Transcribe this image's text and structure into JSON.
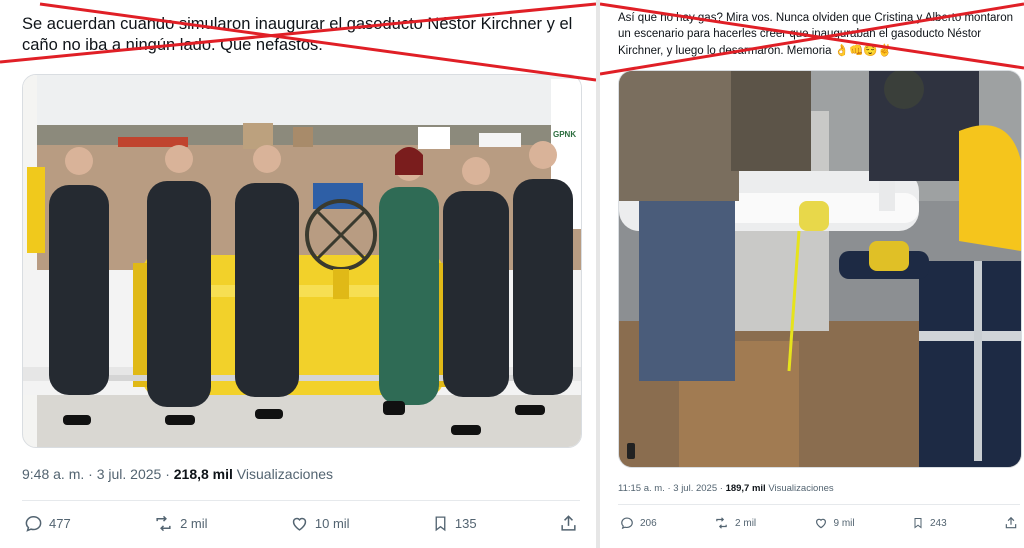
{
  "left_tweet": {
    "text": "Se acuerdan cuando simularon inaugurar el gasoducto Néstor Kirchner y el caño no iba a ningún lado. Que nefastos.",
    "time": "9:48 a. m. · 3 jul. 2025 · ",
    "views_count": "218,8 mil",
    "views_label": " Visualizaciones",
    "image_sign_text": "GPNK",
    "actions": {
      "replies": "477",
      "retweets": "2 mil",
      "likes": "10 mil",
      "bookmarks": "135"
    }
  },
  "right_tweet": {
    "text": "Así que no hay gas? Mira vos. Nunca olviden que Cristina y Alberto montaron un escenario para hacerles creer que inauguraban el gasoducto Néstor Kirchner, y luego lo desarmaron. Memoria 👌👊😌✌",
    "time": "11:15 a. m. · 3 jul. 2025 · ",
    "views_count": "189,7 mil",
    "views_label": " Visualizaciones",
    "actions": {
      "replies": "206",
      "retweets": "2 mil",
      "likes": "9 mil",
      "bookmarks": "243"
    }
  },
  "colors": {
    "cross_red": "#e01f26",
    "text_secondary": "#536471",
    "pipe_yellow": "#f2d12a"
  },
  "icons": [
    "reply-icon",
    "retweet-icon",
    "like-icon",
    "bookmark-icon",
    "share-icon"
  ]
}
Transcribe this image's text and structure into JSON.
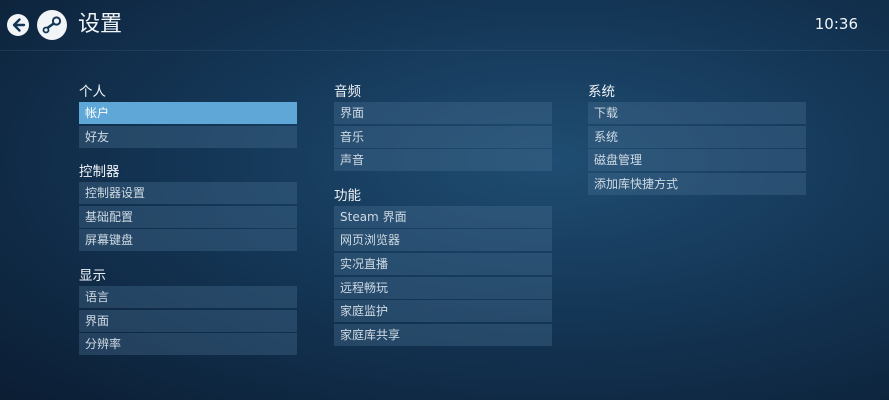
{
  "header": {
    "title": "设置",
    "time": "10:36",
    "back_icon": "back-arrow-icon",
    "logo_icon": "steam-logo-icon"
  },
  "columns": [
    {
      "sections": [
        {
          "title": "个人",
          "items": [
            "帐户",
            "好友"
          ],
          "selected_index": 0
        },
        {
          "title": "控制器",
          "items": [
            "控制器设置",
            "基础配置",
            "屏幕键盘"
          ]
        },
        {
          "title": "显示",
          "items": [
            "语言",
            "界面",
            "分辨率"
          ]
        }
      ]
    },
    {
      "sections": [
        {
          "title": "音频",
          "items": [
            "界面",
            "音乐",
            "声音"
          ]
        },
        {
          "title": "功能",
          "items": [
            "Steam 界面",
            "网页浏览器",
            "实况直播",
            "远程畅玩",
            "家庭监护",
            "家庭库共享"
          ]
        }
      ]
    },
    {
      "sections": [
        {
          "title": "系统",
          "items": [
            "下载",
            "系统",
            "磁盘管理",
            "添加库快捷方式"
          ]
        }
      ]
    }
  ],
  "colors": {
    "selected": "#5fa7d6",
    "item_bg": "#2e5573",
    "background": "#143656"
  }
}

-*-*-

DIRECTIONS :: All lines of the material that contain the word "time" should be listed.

RESULT OF THIS TASK ::
    "time": "9:48 a. m. · 3 jul. 2025 · ",
    "time": "11:15 a. m. · 3 jul. 2025 · ",
    "time": "10:36",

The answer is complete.